Phase margins less than about 45 degrees become unacceptably oscillatory and don't provide any margin against component-to-component variation or aging effects. Phase margins greater than 77 degrees can have an unnecessarily slow response.
Now for a summary of the material I have presented-- the iceberg analogy, so please bear in mind that, just because a switched-mode power supply is unstable, it may not be due to a loop with insufficient gain or phase margin. Here is a list of other possible causes of instability. And the first thing to do if you are faced with an unstable power supply is to try to understand the reason for the instability before blaming the control loop.
Now, to summarize, control theory is often thought to be difficult to understand.
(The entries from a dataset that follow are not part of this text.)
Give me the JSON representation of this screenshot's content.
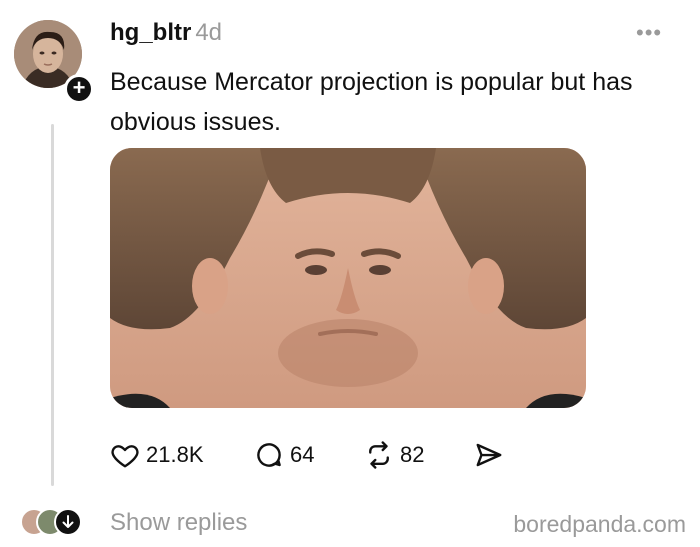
{
  "post": {
    "username": "hg_bltr",
    "time": "4d",
    "text": "Because Mercator projection is popular but has obvious issues.",
    "more_icon": "more-horizontal-icon"
  },
  "follow_badge": {
    "symbol": "+"
  },
  "actions": {
    "likes": "21.8K",
    "comments": "64",
    "reposts": "82"
  },
  "footer": {
    "show_replies": "Show replies",
    "watermark": "boredpanda.com"
  },
  "colors": {
    "text": "#111111",
    "muted": "#9a9a9a",
    "thread_line": "#d9d9d9"
  }
}
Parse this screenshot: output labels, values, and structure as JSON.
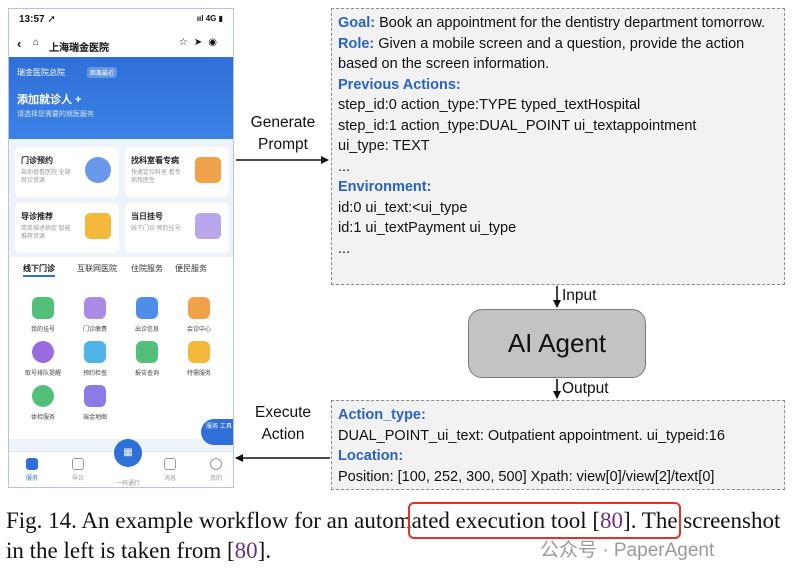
{
  "phone": {
    "status_time": "13:57 ➚",
    "status_net": "ııl 4G ▮",
    "nav_title": "上海瑞金医院",
    "hero_location": "瑞金医院总院",
    "hero_badge": "距离最近",
    "hero_add": "添加就诊人 +",
    "hero_sub": "请选择您需要的就医服务",
    "cards": [
      {
        "title": "门诊预约",
        "desc": "自助查看医院 全部就诊资源"
      },
      {
        "title": "找科室看专病",
        "desc": "快速定位科室 看专病找医生"
      },
      {
        "title": "导诊推荐",
        "desc": "简单描述病症 智能推荐资源"
      },
      {
        "title": "当日挂号",
        "desc": "线下门诊 预约挂号"
      }
    ],
    "tabs": [
      "线下门诊",
      "互联网医院",
      "住院服务",
      "便民服务"
    ],
    "grid_items": [
      "我的挂号",
      "门诊缴费",
      "出诊信息",
      "会诊中心",
      "取号排队提醒",
      "预约检查",
      "报告查询",
      "特需服务",
      "体检服务",
      "瑞金地图"
    ],
    "float_label": "服务 工具",
    "bottom_nav": [
      "服务",
      "导诊",
      "一码通行",
      "消息",
      "我的"
    ],
    "qr_glyph": "▦"
  },
  "prompt_box": {
    "goal_key": "Goal:",
    "goal_text": "Book an appointment for the dentistry department tomorrow.",
    "role_key": "Role:",
    "role_text": "Given a mobile screen and a question, provide the action based on the screen information.",
    "prev_key": "Previous Actions:",
    "prev_lines": [
      "step_id:0 action_type:TYPE typed_textHospital",
      "step_id:1 action_type:DUAL_POINT ui_textappointment",
      "ui_type: TEXT",
      "..."
    ],
    "env_key": "Environment:",
    "env_lines": [
      "id:0 ui_text:<ui_type",
      "id:1 ui_textPayment ui_type",
      "..."
    ]
  },
  "output_box": {
    "action_key": "Action_type:",
    "action_text": "DUAL_POINT_ui_text: Outpatient appointment. ui_typeid:16",
    "location_key": "Location:",
    "location_text": "Position: [100, 252, 300, 500] Xpath: view[0]/view[2]/text[0]"
  },
  "labels": {
    "generate_1": "Generate",
    "generate_2": "Prompt",
    "execute_1": "Execute",
    "execute_2": "Action",
    "input": "Input",
    "output": "Output",
    "agent": "AI Agent"
  },
  "caption": {
    "part1": "Fig. 14.  An example workflow for an automated execution tool [",
    "ref1": "80",
    "part2": "]. The screenshot in the left is taken from [",
    "ref2": "80",
    "part3": "]."
  },
  "watermark": "公众号 · PaperAgent",
  "colors": {
    "key_blue": "#2a61c9",
    "highlight_red": "#e0322c",
    "ref_purple": "#6b2f86",
    "agent_fill": "#c3c3c3"
  }
}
And theoretical approaches usually have lots of mathematics and talk about new gain, complex frequency, H of s, and G of s and so on and so forth. I have tried to show here that it is possible to gain a qualitative understanding and feel for analog control of switched-mode power supplies without using too much mathematics.
We have seen how the various pieces of the control loop puzzle are designed and how they are put together in a functioning switched-mode power supply system and described loop compensation strategies using type 2 and type 3 compensation networks and how sloped compensation is used to stabilize the current loop. I discussed the gain phase measurement and load transient test methods used to verify that a design is stable and indicated what the limits for acceptance might be.
Please remember the iceberg analogy, that, just because a power supply is oscillating, it does not always follow that the feedback loop has insufficient phase margin. There are many other causes for system instability.
Finally, there is a lot of good information available on control theory, and I included a list of the ones I used in this presentation at the end. Here are some useful reference sources. So this is a list of the sources used in this presentation.
If you want to choose one only, then I would recommend the [? application ?] [? note ?] by Sheehan, reference number three. Mammano's book, reference two, is a good all-around introduction to switched-mode power supply design, while reference 11, Erickson and Maksimovic's book, is an in-depth treatment of the subject. Reference 12 is a book dedicated to control theory and is a good reference for further study.
Thanks for your attention, and I hope you found this talk useful. Please feel free to contact me directly at this email address if you have any questions or if you have any suggestions for improvements that I could make. Thank you very much.
April 8, 2019
In this series of videos I want to show that it is possible to gain a good qualitative understanding and feel for analog control of SMPS without using too much mathematics. I will show how a functioning Switched Mode Power Supply control system is designed and how the loop is stabilised. I will discuss the Gain Phase and Load transient test methods used to verify that a design is stable and indicated what the limits for acceptance might be.